When I mentioned a few weeks ago that Gail and I were looking for company, on a camping trip to Silent Lake Provincial Park, I got four immediate takers. Stewart Attlesey, Cindy Bingham, Marg Walton and Bruce Peart all knew the park well and, by the designated weekend of September 7-9, Steve Germann and Don Pullen would also book sites.
For those not familiar with this spot, the park is located about twenty minutes south of Bancroft and, more importantly, in the middle of a large “blue zone” on the light pollution map which means the night skies are really good.

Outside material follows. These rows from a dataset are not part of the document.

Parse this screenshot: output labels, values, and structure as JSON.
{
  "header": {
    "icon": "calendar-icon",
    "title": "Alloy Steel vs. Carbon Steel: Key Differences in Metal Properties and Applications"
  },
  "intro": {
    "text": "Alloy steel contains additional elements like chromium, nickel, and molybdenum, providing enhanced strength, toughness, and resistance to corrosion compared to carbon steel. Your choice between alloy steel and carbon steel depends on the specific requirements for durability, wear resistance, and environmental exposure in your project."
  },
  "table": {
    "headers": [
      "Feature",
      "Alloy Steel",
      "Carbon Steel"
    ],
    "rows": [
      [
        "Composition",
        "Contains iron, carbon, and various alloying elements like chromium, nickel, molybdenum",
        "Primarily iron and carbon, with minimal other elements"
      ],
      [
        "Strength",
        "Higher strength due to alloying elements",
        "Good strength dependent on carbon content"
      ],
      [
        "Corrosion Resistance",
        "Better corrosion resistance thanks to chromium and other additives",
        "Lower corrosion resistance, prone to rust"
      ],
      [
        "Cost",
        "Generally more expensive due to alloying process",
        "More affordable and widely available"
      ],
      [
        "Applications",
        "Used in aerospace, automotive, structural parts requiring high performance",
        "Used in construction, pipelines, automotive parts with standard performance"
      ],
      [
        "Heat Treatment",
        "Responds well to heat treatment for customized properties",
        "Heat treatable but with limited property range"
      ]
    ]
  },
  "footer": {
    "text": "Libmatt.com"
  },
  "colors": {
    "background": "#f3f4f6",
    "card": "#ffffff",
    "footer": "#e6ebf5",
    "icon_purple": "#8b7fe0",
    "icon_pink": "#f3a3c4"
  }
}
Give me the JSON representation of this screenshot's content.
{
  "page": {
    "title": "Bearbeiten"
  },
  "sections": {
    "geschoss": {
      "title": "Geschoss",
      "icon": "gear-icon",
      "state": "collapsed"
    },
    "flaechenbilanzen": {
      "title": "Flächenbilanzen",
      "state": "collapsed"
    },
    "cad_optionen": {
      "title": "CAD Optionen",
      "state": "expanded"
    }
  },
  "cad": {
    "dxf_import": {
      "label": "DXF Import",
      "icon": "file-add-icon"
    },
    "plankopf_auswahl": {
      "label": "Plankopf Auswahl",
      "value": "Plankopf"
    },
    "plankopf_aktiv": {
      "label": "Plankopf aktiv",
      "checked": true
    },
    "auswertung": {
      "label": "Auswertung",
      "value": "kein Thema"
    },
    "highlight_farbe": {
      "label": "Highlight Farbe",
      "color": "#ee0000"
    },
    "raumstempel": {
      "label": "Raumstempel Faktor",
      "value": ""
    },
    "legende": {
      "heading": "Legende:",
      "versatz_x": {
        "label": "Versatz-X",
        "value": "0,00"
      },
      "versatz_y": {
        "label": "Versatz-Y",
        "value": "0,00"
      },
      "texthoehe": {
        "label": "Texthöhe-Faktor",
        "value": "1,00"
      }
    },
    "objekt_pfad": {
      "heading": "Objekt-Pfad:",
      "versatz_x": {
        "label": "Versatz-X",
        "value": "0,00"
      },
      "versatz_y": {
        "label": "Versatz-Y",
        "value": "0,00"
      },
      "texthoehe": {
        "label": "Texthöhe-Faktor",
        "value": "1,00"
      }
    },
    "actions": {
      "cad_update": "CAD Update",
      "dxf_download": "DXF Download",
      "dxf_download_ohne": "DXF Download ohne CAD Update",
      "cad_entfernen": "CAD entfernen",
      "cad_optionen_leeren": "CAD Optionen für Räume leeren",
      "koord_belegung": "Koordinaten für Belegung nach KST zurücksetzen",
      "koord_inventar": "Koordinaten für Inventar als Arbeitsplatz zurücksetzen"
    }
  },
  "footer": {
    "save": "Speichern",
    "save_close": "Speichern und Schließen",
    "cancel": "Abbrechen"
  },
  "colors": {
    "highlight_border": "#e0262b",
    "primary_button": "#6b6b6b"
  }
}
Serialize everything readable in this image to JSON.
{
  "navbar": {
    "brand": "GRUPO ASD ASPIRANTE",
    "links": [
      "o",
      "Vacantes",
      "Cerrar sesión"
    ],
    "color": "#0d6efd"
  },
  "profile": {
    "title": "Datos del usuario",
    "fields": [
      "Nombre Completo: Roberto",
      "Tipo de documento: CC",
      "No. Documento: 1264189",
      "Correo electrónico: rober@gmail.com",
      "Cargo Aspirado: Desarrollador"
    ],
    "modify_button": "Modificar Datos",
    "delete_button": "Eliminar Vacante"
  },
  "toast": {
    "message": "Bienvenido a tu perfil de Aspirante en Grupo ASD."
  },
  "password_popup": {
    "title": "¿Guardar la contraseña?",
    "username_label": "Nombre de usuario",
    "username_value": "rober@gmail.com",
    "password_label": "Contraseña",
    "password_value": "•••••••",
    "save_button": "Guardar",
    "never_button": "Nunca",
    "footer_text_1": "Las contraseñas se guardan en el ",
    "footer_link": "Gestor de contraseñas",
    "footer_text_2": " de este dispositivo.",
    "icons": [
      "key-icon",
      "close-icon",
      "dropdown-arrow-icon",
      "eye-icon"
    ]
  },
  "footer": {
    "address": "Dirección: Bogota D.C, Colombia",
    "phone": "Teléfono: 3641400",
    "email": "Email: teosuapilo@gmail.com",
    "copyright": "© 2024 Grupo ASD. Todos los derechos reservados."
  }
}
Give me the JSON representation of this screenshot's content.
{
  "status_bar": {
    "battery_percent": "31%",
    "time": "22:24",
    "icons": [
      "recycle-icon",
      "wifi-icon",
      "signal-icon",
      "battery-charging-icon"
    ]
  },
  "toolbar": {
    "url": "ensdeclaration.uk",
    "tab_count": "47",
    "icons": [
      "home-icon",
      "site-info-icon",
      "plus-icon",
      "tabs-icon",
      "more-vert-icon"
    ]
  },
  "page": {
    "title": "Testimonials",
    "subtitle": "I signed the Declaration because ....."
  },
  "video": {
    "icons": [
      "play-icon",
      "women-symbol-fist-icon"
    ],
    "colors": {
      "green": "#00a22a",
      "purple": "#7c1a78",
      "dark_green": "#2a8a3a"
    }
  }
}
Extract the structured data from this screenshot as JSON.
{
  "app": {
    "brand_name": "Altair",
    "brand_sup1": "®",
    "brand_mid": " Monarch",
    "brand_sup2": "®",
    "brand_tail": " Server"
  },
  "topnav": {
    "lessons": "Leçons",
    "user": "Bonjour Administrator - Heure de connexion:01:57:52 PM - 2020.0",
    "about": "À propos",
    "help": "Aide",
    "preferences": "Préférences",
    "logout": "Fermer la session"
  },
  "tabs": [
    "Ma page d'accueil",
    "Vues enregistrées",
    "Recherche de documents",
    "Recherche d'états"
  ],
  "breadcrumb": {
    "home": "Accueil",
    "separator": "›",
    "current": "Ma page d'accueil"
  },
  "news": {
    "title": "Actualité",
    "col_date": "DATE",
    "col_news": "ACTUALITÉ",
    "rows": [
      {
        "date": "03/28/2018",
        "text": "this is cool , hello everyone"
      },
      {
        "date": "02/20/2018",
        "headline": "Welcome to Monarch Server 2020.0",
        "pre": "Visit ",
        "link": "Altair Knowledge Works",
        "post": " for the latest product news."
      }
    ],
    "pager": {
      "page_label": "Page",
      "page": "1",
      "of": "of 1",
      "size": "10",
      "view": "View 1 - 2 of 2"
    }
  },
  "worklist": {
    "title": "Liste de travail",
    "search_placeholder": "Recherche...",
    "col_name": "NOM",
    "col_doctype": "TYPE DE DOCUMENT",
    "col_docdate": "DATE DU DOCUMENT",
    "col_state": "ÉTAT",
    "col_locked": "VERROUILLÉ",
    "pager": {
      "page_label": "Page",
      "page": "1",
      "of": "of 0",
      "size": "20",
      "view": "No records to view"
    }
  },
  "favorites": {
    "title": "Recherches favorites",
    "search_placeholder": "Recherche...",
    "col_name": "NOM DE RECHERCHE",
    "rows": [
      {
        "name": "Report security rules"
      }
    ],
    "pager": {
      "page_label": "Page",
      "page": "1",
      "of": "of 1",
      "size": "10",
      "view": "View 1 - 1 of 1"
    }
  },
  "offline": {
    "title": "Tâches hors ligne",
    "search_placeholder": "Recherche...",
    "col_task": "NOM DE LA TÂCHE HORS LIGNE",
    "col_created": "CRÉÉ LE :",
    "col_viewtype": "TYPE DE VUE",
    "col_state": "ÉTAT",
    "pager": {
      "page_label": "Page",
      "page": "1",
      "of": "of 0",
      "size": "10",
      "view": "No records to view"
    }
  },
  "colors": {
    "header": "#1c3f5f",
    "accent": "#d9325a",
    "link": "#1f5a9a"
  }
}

I thought we might be pushing our luck weather-wise but, apart from gusty winds Friday afternoon and rain showers late that night, it was perfect for camping. The lake was warm enough for swimming and we would canoe, bike, fish (but not catch), and hike when we weren’t socializing at one camp or another. Friday night was warm enough to sit around in t-shirts and there were no mosquitoes.
Saturday night the temperature dropped but that only made for a perfect night of observing. Out at the day-use area, Steve and Don set up at dusk and were soon joined by the rest of us. By 9pm, the Milky Way was a broad highway of stars and we set to work collecting photons in Steve’s 16” Lightbridge, more commonly known as the “great white scope” (GWS).
One of the first objects was M82. The folks that live in that galaxy must have been partying on Saturday night because the entire cigar shape was so bright it was as if they all had their lights on! Aperture definitely rules.
We also had good views of Uranus, Neptune, and NGC 7009 which is the Saturn Nebula - an object that exemplified the winning combination of a large mirror, premium eyepiece, and a dark sky. It would be our most modest equipment, though, that would reveal the rarest sight of the night. The Pleiades cleared the tree-line just after midnight and I turned Gail’s Starblast, a 4 ½” reflector with a 3 degree FOV, toward them. The whole asterism fit nicely in the eyepiece and after coming to a sharp focus I noticed a haze around the cluster. Being well-acquainted with the effects of dewed optics, I switched oculars. The haze remained so I pulled out my 10x50 binoculars and found that the effect was even more pronounced due to the greater contrast from the wider FOV. I called Gail, Steve, and Don over to confirm and there was no doubt; it was the famed Pleiades Nebulosity, often photographed but very elusive to the visual observer.
By the time we packed up, we’d also spotted several satellites and about a dozen bright meteors which didn’t appear to have a common radiant. We also caught a deer, in the headlights, as we drove back to our camp.
It was a great weekend and I can think of at least eight HAA members who can’t wait to go back.
Comments are not allowed from anonymous visitors.
This is a blog of recent observing sessions, meetings, happenings within the HAA. Feel free to contribute!
To post, send an account request to: